By Ashley Benkarski

NASHVILLE, TN — Sports and music industry professionals were present to support a fundraiser for the National Museum of African American Music April 24, highlighting the impact of black artists and athletes on social justice movements throughout America’s history.

Titled “Sounds of Social Justice,” the event featured a live auction of artwork inspired by

NMAAM CEO and President H. Beecher Hicks III and Grammy-winning artist and NMAAM national chair India.Arie onstage at the “Sounds of Social Justice” fundraiser.
Photo courtesy of 353 Media/NMAAM

black musicians, performances of local artists The Shindellas and Jason Eskridge, an appearance by Grammy-winning artist and NMAAM National Chair India.Arie and a panel moderated by Michael Eric Dyson featuring ex-NFL stars Malcolm Jenkins and Derrick Morgan, BMI vice president Catherine Brewton and the museum’s senior curator Dr. Dina Bennett.

“The history of American music is one of struggle and triumph, just as it is with athletes,” said NMAAM CEO and President H. Beecher Hicks III. “We’re honored to join forces in celebration of the ways in which music and sports can come together to advance our nation.”

Panelists provided poignant perspectives concerning the use of celebrity platforms to elevate social justice issues, especially in times of protest. Dyson referred to black athletes, past and present, who have raised their voices to challenge structural white supremacy. Of course, that challenge often means pushback—such as Fox News host Laura Ingraham telling LeBron James to “shut up and dribble” or Donald Trump’s attacks on Colin Kaepernick for kneeling during the national anthem to protest police brutality.

But that reaction doesn’t concern Jenkins. “We’re close to making some impact, otherwise he wouldn’t care,” he said. Just last week, a few Red Sox players declined to visit the White House, a sign of the continuing tension between athletes and the Trump administration.

Bennett, an ethnomusicologist, described the importance of music to black culture, from the spirituals sung during slavery to the artists of today who use their work to reach millions. Recalling Dr. Martin Luther King, Jr.’s words, Bennett described the history of the “triumphant music” of black culture. “It’s music that we will celebrate and we will also used to inform Nashville and the world about the significance of African American music and its contributions,” she said.

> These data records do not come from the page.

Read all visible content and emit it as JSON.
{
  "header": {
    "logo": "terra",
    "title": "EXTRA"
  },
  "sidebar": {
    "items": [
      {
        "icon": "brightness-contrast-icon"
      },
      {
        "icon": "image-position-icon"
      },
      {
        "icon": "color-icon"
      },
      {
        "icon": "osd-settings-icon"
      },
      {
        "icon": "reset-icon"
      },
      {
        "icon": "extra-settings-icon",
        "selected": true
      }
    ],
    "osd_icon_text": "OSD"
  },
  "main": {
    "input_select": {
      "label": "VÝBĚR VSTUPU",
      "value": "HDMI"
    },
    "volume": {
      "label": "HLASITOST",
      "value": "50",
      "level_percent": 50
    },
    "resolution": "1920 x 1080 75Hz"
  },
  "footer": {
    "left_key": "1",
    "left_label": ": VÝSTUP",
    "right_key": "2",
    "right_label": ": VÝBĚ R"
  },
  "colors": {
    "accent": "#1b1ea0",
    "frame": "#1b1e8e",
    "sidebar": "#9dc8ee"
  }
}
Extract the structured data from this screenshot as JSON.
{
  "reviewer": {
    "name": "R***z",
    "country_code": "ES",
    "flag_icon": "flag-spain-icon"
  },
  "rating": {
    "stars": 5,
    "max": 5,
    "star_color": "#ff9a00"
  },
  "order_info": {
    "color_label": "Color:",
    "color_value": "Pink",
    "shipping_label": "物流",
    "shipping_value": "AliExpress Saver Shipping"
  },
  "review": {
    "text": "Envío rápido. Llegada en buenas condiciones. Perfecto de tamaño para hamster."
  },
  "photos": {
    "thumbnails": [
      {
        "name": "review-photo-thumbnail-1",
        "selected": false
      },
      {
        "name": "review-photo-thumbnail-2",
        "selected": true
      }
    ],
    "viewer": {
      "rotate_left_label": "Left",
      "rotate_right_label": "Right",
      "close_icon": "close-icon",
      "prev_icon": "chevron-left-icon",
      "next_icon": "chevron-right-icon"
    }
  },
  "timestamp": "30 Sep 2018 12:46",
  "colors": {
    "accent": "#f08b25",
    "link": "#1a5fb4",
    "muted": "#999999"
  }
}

The NMAAM will feature exhibits detailing various genres of music with over 1400 artifacts to bring the history of black music to life and is set to open in 2020 on the corner of 5th Avenue and Broadway in Nashville.